- American Association of Medical Review Officers
- Drug and Alcohol Testing Industry AssociationSubstance
- Abuse Program Administrators Association
- HHS’s Substance Abuse and Mental Health Services
- Administration’s Drug Testing Advisory Board
- FTA’s annual drug and alcohol conference
Meanwhile, the DOT is following through with its commitment to transparency by opening the comment period. It plans to utilize the input received to help increase awareness regarding the availability of data on the website. Moreover, being responsive to user feedback and engaging with those who provide comments will allow for collaborations and a chance to solicit input from non-governmental entities.
Ultimately, though, the goal in reaching out to the public is to determine how these users may value and use the test data that is publically available to them. Moreover, the comments could provide insight on how to improve and maintain the website in the future.
Paving the Way for Safe Travel
By addressing the recommendations presented in the report, the DOT is acknowledging that its ultimate goal is to keep the public safe. Sharing the drug and alcohol testing data collected during the year with employers in the general workforce may allow them to utilize it in a way that creates a safer workplace for their own employees.
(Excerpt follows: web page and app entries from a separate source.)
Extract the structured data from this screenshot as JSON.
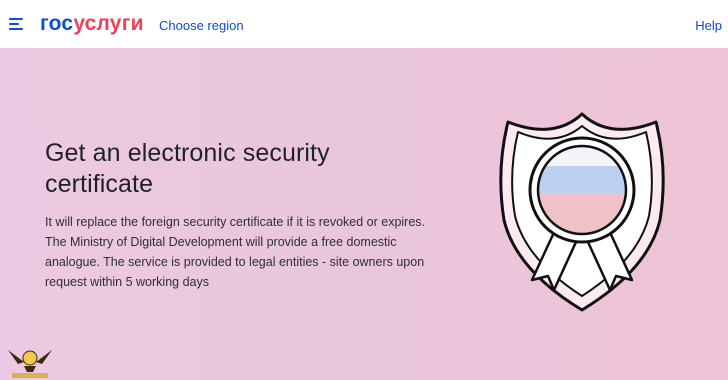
{
  "header": {
    "logo_part1": "гос",
    "logo_part2": "услуги",
    "region_link": "Choose region",
    "help_link": "Help"
  },
  "hero": {
    "title": "Get an electronic security certificate",
    "description": "It will replace the foreign security certificate if it is revoked or expires. The Ministry of Digital Development will provide a free domestic analogue. The service is provided to legal entities - site owners upon request within 5 working days"
  },
  "colors": {
    "brand_blue": "#0d4cd3",
    "brand_red": "#ee3f58",
    "hero_bg": "#ebc7df"
  },
  "icons": [
    "menu-icon",
    "certificate-badge-icon",
    "watermark-logo"
  ]
}
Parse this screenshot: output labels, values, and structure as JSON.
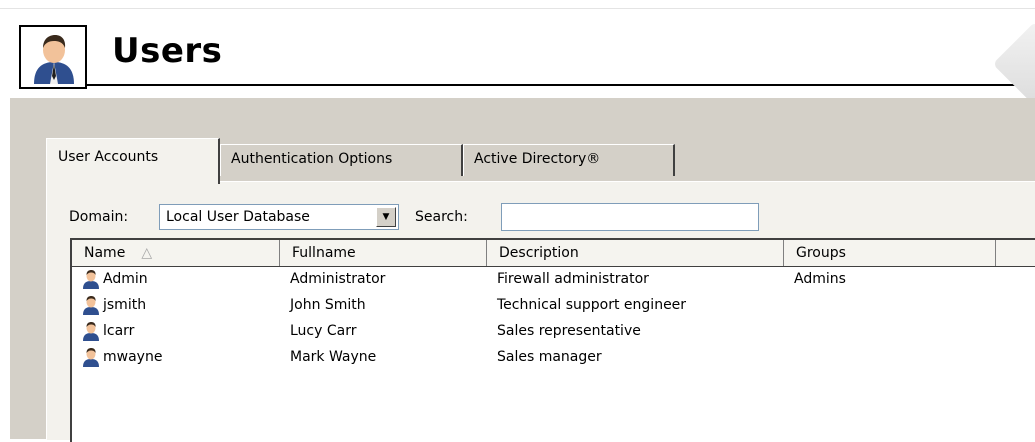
{
  "page": {
    "title": "Users"
  },
  "tabs": [
    {
      "label": "User Accounts",
      "active": true
    },
    {
      "label": "Authentication Options",
      "active": false
    },
    {
      "label": "Active Directory®",
      "active": false
    }
  ],
  "filters": {
    "domain_label": "Domain:",
    "domain_value": "Local User Database",
    "search_label": "Search:",
    "search_value": ""
  },
  "table": {
    "columns": [
      "Name",
      "Fullname",
      "Description",
      "Groups"
    ],
    "sort_indicator": "△",
    "rows": [
      {
        "name": "Admin",
        "fullname": "Administrator",
        "description": "Firewall administrator",
        "groups": "Admins"
      },
      {
        "name": "jsmith",
        "fullname": "John Smith",
        "description": "Technical support engineer",
        "groups": ""
      },
      {
        "name": "lcarr",
        "fullname": "Lucy Carr",
        "description": "Sales representative",
        "groups": ""
      },
      {
        "name": "mwayne",
        "fullname": "Mark Wayne",
        "description": "Sales manager",
        "groups": ""
      }
    ]
  },
  "icons": {
    "logo": "user-icon",
    "row": "user-icon"
  },
  "colors": {
    "panel": "#d4d0c8",
    "tab_body": "#f3f2ed",
    "field_border": "#7f9db9"
  }
}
A spokesperson for the GAO stated, “With a better understanding of potential needs and uses of the data, DOT would be able to determine whether implementing these actions would provide benefits consistent with any implementation costs.”
If comments warrant making changes to include a broader audience, then, the DOT will engage with users to evaluate the benefits—and costs—of adopting any additional key actions for open government data and will include making improvements to its website.